Nesting American Avocets aggressively attack predators, sometimes physically striking Northern Harriers or Common Ravens.
A female American Avocet may lay one to four eggs in the nest of another female, who then incubates the eggs. American Avocets may parasitize other species' nests too; single American Avocet eggs have been found in the nests of Mew Gulls. Other species may also parasitize avocet nests. Avocets have incubated mixed clutches of their own eggs and those of Common Terns or Black-necked Stilts. The avocets reared the stilt hatchlings as if they were their own.
American Avocet chicks leave the nest within 24 hours after hatching. Day-old avocets can walk, swim, and even dive to escape predators.
Shallow fresh and saltwater wetlands.
Aquatic invertebrates.
Nesting Facts
Clutch Size
3–4 eggs
Egg Description
Greenish brown with irregular dark spots. Pointed on one end.
Condition at Hatching
Downy and able to walk.
Nest Description
A scrape in the ground, lined with grass or other vegetation, feathers, pebbles, or other small objects, or completely unlined.
In its pre-copulation display, the male American Avocet preens himself with water, gradually gaining intensity to the point of frenzied splashing just before he mounts the female. After copulating, the pair intertwines their necks and runs forward.In territory establishment and in self-defense, performs elaborate ritualized displays. One notable display involves two pairs, or a pair and a third individual, facing each other in a circle and then stretching their bills toward each other. Upon the approach of a terrestrial predator, may approach the predator with a teetering gait and outstretched wings, as if on a tightrope. Also crouches on the ground as if incubating, only to move and crouch again in a new location.Feeds in shallow water, while wading or swimming. Locates food by sight and snaps it up, or sweeps its long bill through the water, capturing prey by touch.
Black-necked Stilt
Adult Description
· Large shorebird.
· Black face, hind neck, and back.
· White throat and underparts.
· Very long, thin red legs.
· Long, thin, straight black bill.
Immature Description
Similar to adult, but with scalloped pattern on back and a white trailing edge to wing.
Cool Facts
Five species of rather similar-looking stilts are recognized in the genus Himantopus. They have the second-longest legs in proportion to their bodies of any bird, exceeded only by flamingos.
The Hawaiian subspecies of Black-necked Stilt has the black of its neck reaching much farther forward than the mainland forms. Habitat loss and hunting led to the decline in its numbers.
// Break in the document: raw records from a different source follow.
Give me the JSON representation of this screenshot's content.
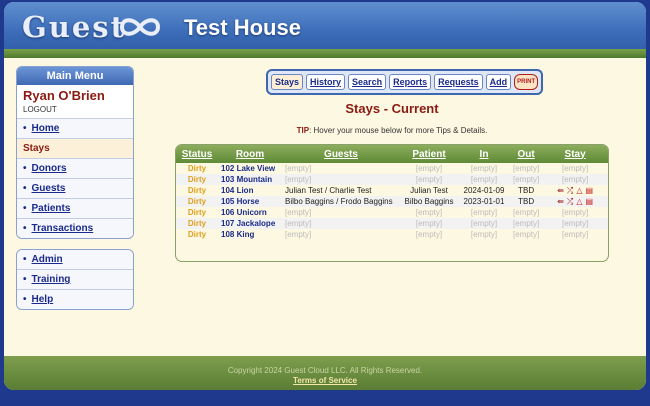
{
  "header": {
    "logo_text": "Guest",
    "house_name": "Test House"
  },
  "sidebar": {
    "menu_title": "Main Menu",
    "user_name": "Ryan O'Brien",
    "logout_label": "LOGOUT",
    "items": [
      {
        "label": "Home",
        "current": false
      },
      {
        "label": "Stays",
        "current": true
      },
      {
        "label": "Donors",
        "current": false
      },
      {
        "label": "Guests",
        "current": false
      },
      {
        "label": "Patients",
        "current": false
      },
      {
        "label": "Transactions",
        "current": false
      }
    ],
    "secondary_items": [
      {
        "label": "Admin"
      },
      {
        "label": "Training"
      },
      {
        "label": "Help"
      }
    ]
  },
  "topnav": {
    "stays": "Stays",
    "history": "History",
    "search": "Search",
    "reports": "Reports",
    "requests": "Requests",
    "add": "Add",
    "print": "PRINT"
  },
  "main": {
    "title": "Stays - Current",
    "tip_label": "TIP",
    "tip_text": ": Hover your mouse below for more Tips & Details."
  },
  "table": {
    "headers": [
      "Status",
      "Room",
      "Guests",
      "Patient",
      "In",
      "Out",
      "Stay"
    ],
    "rows": [
      {
        "status": "Dirty",
        "room": "102 Lake View",
        "guests": "[empty]",
        "patient": "[empty]",
        "in": "[empty]",
        "out": "[empty]",
        "stay": "[empty]"
      },
      {
        "status": "Dirty",
        "room": "103 Mountain",
        "guests": "[empty]",
        "patient": "[empty]",
        "in": "[empty]",
        "out": "[empty]",
        "stay": "[empty]"
      },
      {
        "status": "Dirty",
        "room": "104 Lion",
        "guests": "Julian Test / Charlie Test",
        "patient": "Julian Test",
        "in": "2024-01-09",
        "out": "TBD",
        "stay": ""
      },
      {
        "status": "Dirty",
        "room": "105 Horse",
        "guests": "Bilbo Baggins / Frodo Baggins",
        "patient": "Bilbo Baggins",
        "in": "2023-01-01",
        "out": "TBD",
        "stay": ""
      },
      {
        "status": "Dirty",
        "room": "106 Unicorn",
        "guests": "[empty]",
        "patient": "[empty]",
        "in": "[empty]",
        "out": "[empty]",
        "stay": "[empty]"
      },
      {
        "status": "Dirty",
        "room": "107 Jackalope",
        "guests": "[empty]",
        "patient": "[empty]",
        "in": "[empty]",
        "out": "[empty]",
        "stay": "[empty]"
      },
      {
        "status": "Dirty",
        "room": "108 King",
        "guests": "[empty]",
        "patient": "[empty]",
        "in": "[empty]",
        "out": "[empty]",
        "stay": "[empty]"
      }
    ],
    "stay_icon_names": [
      "checkout-arrow-icon",
      "move-shuffle-icon",
      "warning-triangle-icon",
      "document-icon"
    ]
  },
  "footer": {
    "copyright": "Copyright 2024 Guest Cloud LLC. All Rights Reserved.",
    "terms": "Terms of Service"
  },
  "colors": {
    "header_blue": "#3d6db8",
    "accent_red": "#8a1a12",
    "status_dirty": "#e0a020",
    "grass_green": "#5f8a37",
    "page_bg": "#fdf8e1"
  }
}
It uses primarily the few freshwater wetlands found on the Hawaiian Islands.

Shallow fresh and saltwater wetlands, including salt ponds, rice fields, shallow lagoons, and mangrove swamps.
Aquatic invertebrates, feeds in shallow water, while wading or swimming. Locates food by sight and snaps it up, sometimes sticking head completely underwater, or swipes the head and bill through water.